--- WORK ITEM ---
Read the entries below and pull out each line with the string "name".

___ RECORDS FOR THIS TASK

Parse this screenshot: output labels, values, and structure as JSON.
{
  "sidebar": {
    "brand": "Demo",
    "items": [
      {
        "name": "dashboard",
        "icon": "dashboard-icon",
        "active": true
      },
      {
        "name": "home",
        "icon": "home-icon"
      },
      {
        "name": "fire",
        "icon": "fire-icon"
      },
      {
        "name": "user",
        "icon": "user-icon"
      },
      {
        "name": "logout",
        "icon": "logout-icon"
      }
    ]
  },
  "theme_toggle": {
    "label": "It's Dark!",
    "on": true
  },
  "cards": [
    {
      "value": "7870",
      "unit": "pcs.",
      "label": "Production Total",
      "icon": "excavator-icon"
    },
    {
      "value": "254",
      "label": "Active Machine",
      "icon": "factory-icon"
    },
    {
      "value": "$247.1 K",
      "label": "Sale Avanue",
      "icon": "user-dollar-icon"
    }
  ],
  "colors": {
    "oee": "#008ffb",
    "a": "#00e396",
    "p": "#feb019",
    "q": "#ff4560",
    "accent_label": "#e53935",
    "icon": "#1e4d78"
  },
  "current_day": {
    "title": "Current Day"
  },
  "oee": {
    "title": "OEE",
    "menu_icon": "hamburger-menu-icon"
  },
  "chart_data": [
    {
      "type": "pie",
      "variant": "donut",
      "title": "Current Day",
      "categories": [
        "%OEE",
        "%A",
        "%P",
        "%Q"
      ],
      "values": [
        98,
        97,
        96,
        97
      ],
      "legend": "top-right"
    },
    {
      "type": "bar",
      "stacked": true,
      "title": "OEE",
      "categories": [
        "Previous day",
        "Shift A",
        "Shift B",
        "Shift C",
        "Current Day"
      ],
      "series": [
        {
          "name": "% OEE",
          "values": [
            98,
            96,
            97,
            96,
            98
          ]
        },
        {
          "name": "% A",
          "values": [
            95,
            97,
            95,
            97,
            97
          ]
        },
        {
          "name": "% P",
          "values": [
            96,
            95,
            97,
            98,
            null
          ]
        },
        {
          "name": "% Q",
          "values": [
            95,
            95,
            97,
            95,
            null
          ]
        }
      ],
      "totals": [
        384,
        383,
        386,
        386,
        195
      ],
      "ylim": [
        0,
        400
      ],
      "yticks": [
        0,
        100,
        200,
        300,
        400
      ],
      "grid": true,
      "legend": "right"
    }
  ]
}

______

--- RESULT OF THIS TASK ---
        "name": "dashboard",
        "name": "home",
        "name": "fire",
        "name": "user",
        "name": "logout",
          "name": "% OEE",
          "name": "% A",
          "name": "% P",
          "name": "% Q",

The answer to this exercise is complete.